Among the entries, find the lines with the string "header" and report them.

· · ·

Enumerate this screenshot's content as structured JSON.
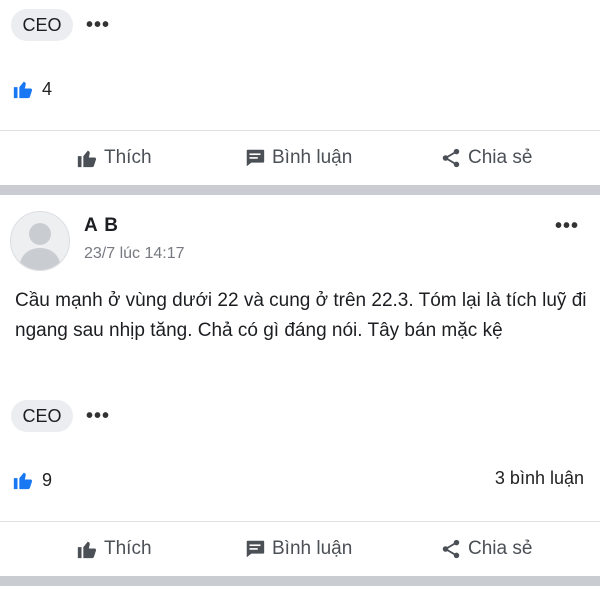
{
  "post1": {
    "badge": "CEO",
    "more": "•••",
    "likes": "4",
    "actions": {
      "like": "Thích",
      "comment": "Bình luận",
      "share": "Chia sẻ"
    }
  },
  "post2": {
    "author": "A B",
    "time": "23/7 lúc 14:17",
    "more": "•••",
    "text": "Cầu mạnh ở vùng dưới 22 và cung ở trên 22.3. Tóm lại là tích luỹ đi ngang sau nhịp tăng. Chả có gì đáng nói. Tây bán mặc kệ",
    "badge": "CEO",
    "badge_more": "•••",
    "likes": "9",
    "comments": "3 bình luận",
    "actions": {
      "like": "Thích",
      "comment": "Bình luận",
      "share": "Chia sẻ"
    }
  },
  "colors": {
    "like_blue": "#1877f2",
    "action_gray": "#4b4f56",
    "separator": "#c9ccd1"
  }
}
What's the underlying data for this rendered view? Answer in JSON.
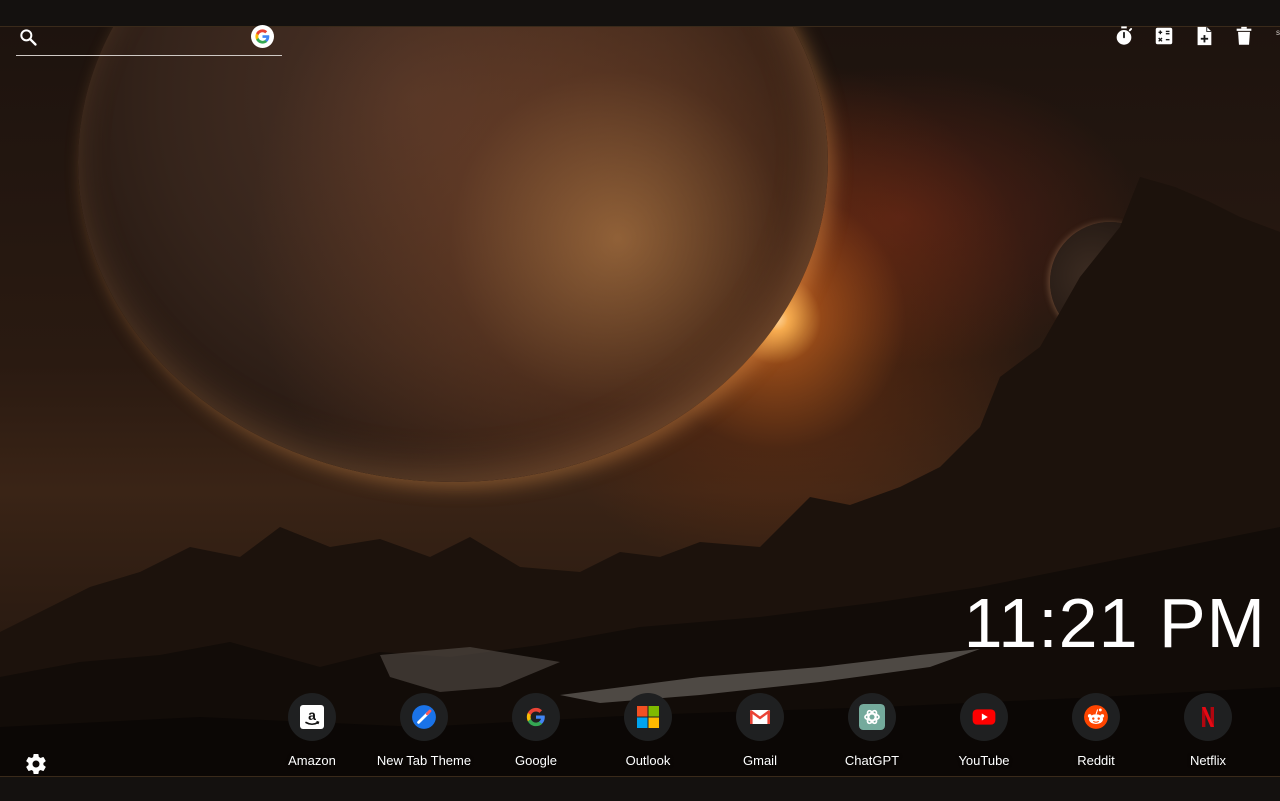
{
  "search": {
    "value": "",
    "placeholder": ""
  },
  "toolbar": {
    "icons": [
      "stopwatch-icon",
      "calculator-icon",
      "add-note-icon",
      "trash-icon"
    ],
    "edge_letter": "s"
  },
  "clock": {
    "time": "11:21 PM"
  },
  "shortcuts": [
    {
      "label": "Amazon",
      "icon": "amazon-icon"
    },
    {
      "label": "New Tab Theme",
      "icon": "new-tab-theme-icon"
    },
    {
      "label": "Google",
      "icon": "google-icon"
    },
    {
      "label": "Outlook",
      "icon": "outlook-icon"
    },
    {
      "label": "Gmail",
      "icon": "gmail-icon"
    },
    {
      "label": "ChatGPT",
      "icon": "chatgpt-icon"
    },
    {
      "label": "YouTube",
      "icon": "youtube-icon"
    },
    {
      "label": "Reddit",
      "icon": "reddit-icon"
    },
    {
      "label": "Netflix",
      "icon": "netflix-icon"
    }
  ],
  "colors": {
    "google_blue": "#4285F4",
    "google_red": "#EA4335",
    "google_yellow": "#FBBC05",
    "google_green": "#34A853",
    "youtube_red": "#FF0000",
    "reddit_orange": "#FF4500",
    "netflix_red": "#E50914",
    "chatgpt_green": "#74AA9C"
  }
}
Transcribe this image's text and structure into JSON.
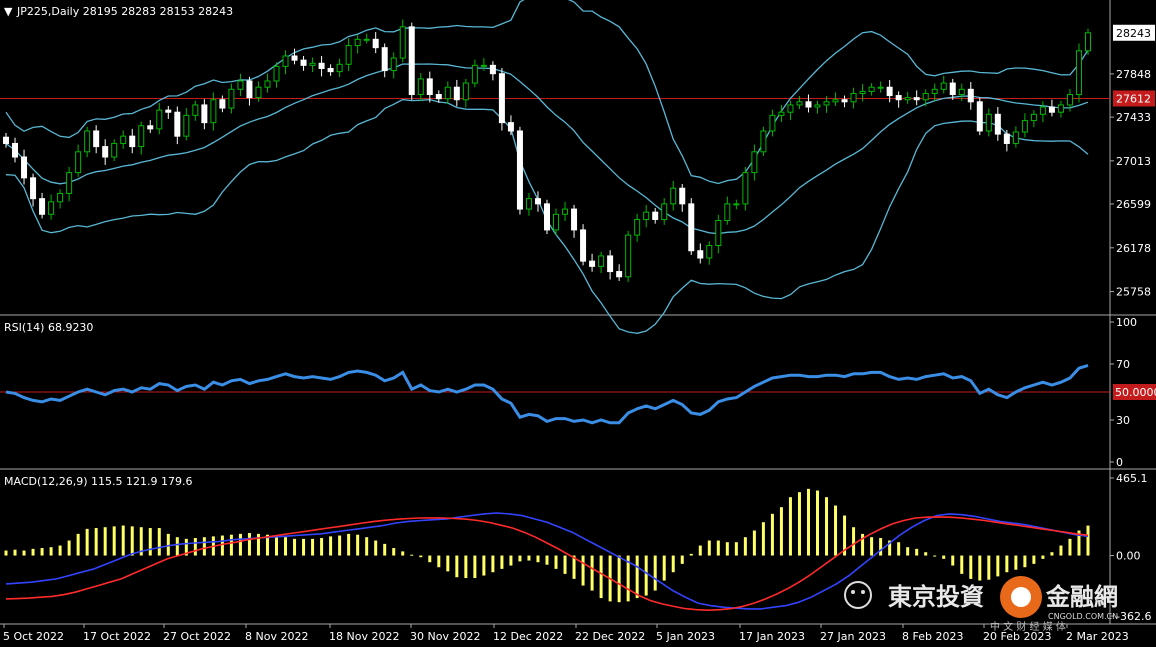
{
  "panels": {
    "main": {
      "header": "JP225,Daily  28195 28283 28153 28243",
      "current_price_label": "28243",
      "red_line_label": "27612",
      "axis_ticks": [
        "27848",
        "27433",
        "27013",
        "26599",
        "26178",
        "25758"
      ]
    },
    "rsi": {
      "header": "RSI(14) 68.9230",
      "axis_ticks": [
        "100",
        "70",
        "50.0000",
        "30",
        "0"
      ]
    },
    "macd": {
      "header": "MACD(12,26,9) 115.5 121.9 179.6",
      "axis_ticks": [
        "465.1",
        "0.00",
        "-362.6"
      ]
    },
    "x_labels": [
      "5 Oct 2022",
      "17 Oct 2022",
      "27 Oct 2022",
      "8 Nov 2022",
      "18 Nov 2022",
      "30 Nov 2022",
      "12 Dec 2022",
      "22 Dec 2022",
      "5 Jan 2023",
      "17 Jan 2023",
      "27 Jan 2023",
      "8 Feb 2023",
      "20 Feb 2023",
      "2 Mar 2023"
    ]
  },
  "watermark": {
    "text": "東京投資",
    "text2": "金融網",
    "small": "CNGOLD.COM.CN",
    "sub": "中 文 财 经 媒 体"
  },
  "colors": {
    "bull": "#00b800",
    "bear": "#ffffff",
    "bands": "#59b7d4",
    "rsi": "#3a8ee6",
    "macd_hist": "#ffff66",
    "macd_line": "#3344ff",
    "signal_line": "#ff2a2a",
    "ref_line": "#c41c1c"
  },
  "chart_data": {
    "type": "candlestick",
    "close": [
      27180,
      27050,
      26850,
      26650,
      26500,
      26620,
      26700,
      26900,
      27100,
      27300,
      27150,
      27050,
      27180,
      27250,
      27150,
      27350,
      27320,
      27500,
      27480,
      27250,
      27450,
      27550,
      27380,
      27600,
      27520,
      27700,
      27780,
      27620,
      27720,
      27780,
      27920,
      28020,
      27980,
      27930,
      27950,
      27900,
      27870,
      27940,
      28120,
      28180,
      28180,
      28100,
      27880,
      28000,
      28300,
      27650,
      27800,
      27650,
      27610,
      27720,
      27600,
      27760,
      27930,
      27930,
      27850,
      27380,
      27300,
      26550,
      26650,
      26600,
      26350,
      26500,
      26550,
      26350,
      26050,
      26000,
      26100,
      25950,
      25900,
      26300,
      26450,
      26520,
      26450,
      26600,
      26750,
      26600,
      26150,
      26080,
      26200,
      26440,
      26600,
      26600,
      26900,
      27100,
      27300,
      27450,
      27480,
      27550,
      27580,
      27530,
      27550,
      27580,
      27600,
      27580,
      27660,
      27680,
      27720,
      27720,
      27640,
      27600,
      27620,
      27600,
      27660,
      27700,
      27760,
      27650,
      27700,
      27580,
      27300,
      27460,
      27270,
      27180,
      27290,
      27400,
      27460,
      27530,
      27480,
      27550,
      27650,
      28070,
      28243
    ],
    "rsi": [
      50,
      49,
      46,
      44,
      43,
      45,
      44,
      47,
      50,
      52,
      50,
      48,
      51,
      52,
      50,
      53,
      52,
      56,
      55,
      51,
      54,
      55,
      52,
      57,
      55,
      58,
      59,
      56,
      58,
      59,
      61,
      63,
      61,
      60,
      61,
      60,
      59,
      61,
      64,
      65,
      64,
      62,
      58,
      60,
      64,
      52,
      55,
      51,
      50,
      52,
      50,
      52,
      55,
      55,
      52,
      45,
      42,
      32,
      34,
      33,
      29,
      31,
      31,
      29,
      30,
      28,
      30,
      28,
      28,
      35,
      38,
      40,
      38,
      41,
      44,
      41,
      35,
      34,
      37,
      43,
      45,
      46,
      50,
      54,
      57,
      60,
      61,
      62,
      62,
      61,
      61,
      62,
      62,
      61,
      63,
      63,
      64,
      64,
      61,
      59,
      60,
      59,
      61,
      62,
      63,
      60,
      61,
      58,
      49,
      52,
      48,
      46,
      50,
      53,
      55,
      57,
      55,
      57,
      60,
      67,
      69
    ],
    "macd": {
      "histogram": [
        30,
        35,
        30,
        40,
        45,
        50,
        60,
        90,
        130,
        160,
        165,
        170,
        175,
        180,
        175,
        170,
        165,
        165,
        130,
        110,
        100,
        105,
        110,
        115,
        120,
        125,
        130,
        135,
        130,
        125,
        120,
        110,
        100,
        100,
        100,
        105,
        115,
        120,
        130,
        125,
        110,
        90,
        70,
        45,
        25,
        5,
        -10,
        -40,
        -70,
        -95,
        -130,
        -135,
        -135,
        -120,
        -100,
        -80,
        -60,
        -35,
        -30,
        -40,
        -55,
        -80,
        -110,
        -140,
        -180,
        -210,
        -255,
        -275,
        -280,
        -275,
        -255,
        -240,
        -210,
        -150,
        -100,
        -50,
        10,
        60,
        90,
        90,
        80,
        80,
        110,
        150,
        200,
        250,
        290,
        350,
        380,
        400,
        390,
        350,
        300,
        240,
        170,
        130,
        110,
        105,
        90,
        80,
        50,
        40,
        20,
        0,
        -20,
        -60,
        -110,
        -140,
        -150,
        -145,
        -125,
        -100,
        -85,
        -70,
        -50,
        -20,
        20,
        60,
        100,
        150,
        179.6
      ],
      "macd": [
        -170,
        -165,
        -160,
        -150,
        -140,
        -120,
        -100,
        -80,
        -50,
        -20,
        10,
        30,
        45,
        60,
        70,
        75,
        80,
        85,
        95,
        100,
        105,
        110,
        115,
        120,
        125,
        130,
        140,
        150,
        160,
        170,
        180,
        195,
        205,
        210,
        215,
        220,
        230,
        240,
        250,
        255,
        250,
        240,
        220,
        200,
        170,
        140,
        100,
        60,
        20,
        -20,
        -60,
        -110,
        -160,
        -210,
        -250,
        -285,
        -300,
        -310,
        -315,
        -320,
        -320,
        -310,
        -300,
        -280,
        -250,
        -210,
        -170,
        -120,
        -60,
        0,
        60,
        120,
        170,
        210,
        240,
        250,
        245,
        235,
        220,
        205,
        195,
        185,
        170,
        155,
        140,
        125,
        115.5
      ],
      "signal": [
        -260,
        -258,
        -255,
        -250,
        -245,
        -235,
        -220,
        -200,
        -180,
        -160,
        -140,
        -110,
        -80,
        -50,
        -20,
        0,
        20,
        40,
        55,
        70,
        80,
        95,
        105,
        115,
        125,
        135,
        145,
        155,
        165,
        175,
        185,
        195,
        205,
        212,
        218,
        222,
        225,
        226,
        225,
        222,
        218,
        210,
        198,
        182,
        165,
        140,
        110,
        75,
        40,
        0,
        -40,
        -80,
        -120,
        -160,
        -200,
        -240,
        -270,
        -290,
        -305,
        -318,
        -325,
        -328,
        -325,
        -318,
        -305,
        -285,
        -260,
        -230,
        -195,
        -155,
        -110,
        -60,
        -10,
        40,
        85,
        125,
        160,
        190,
        210,
        225,
        230,
        232,
        230,
        225,
        218,
        210,
        200,
        190,
        180,
        170,
        160,
        150,
        140,
        130,
        121.9
      ]
    }
  }
}
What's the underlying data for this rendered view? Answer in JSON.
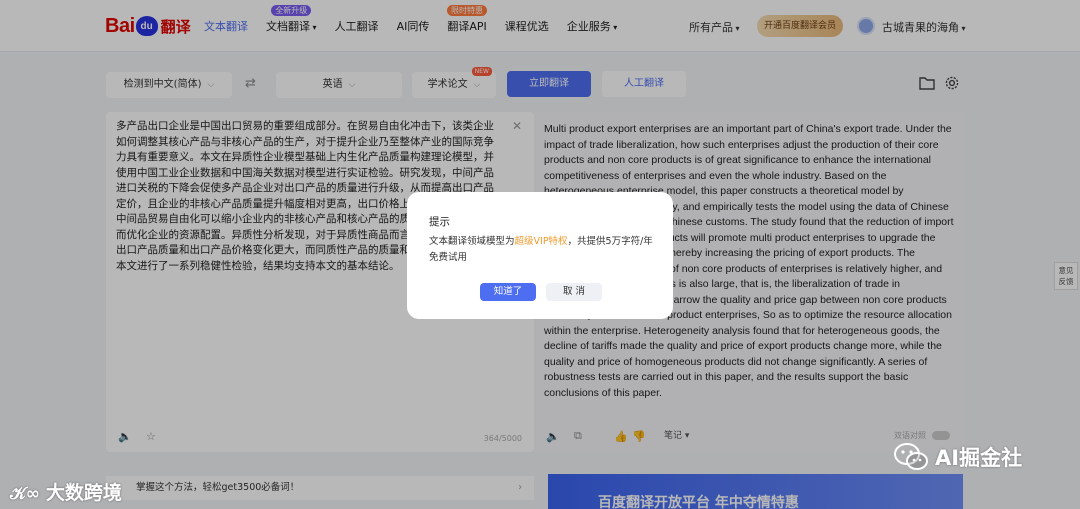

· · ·

● **Response to this exercise**:
      "header": "JP225,Daily  28195 28283 28153 28243",
      "header": "RSI(14) 68.9230",
      "header": "MACD(12,26,9) 115.5 121.9 179.6",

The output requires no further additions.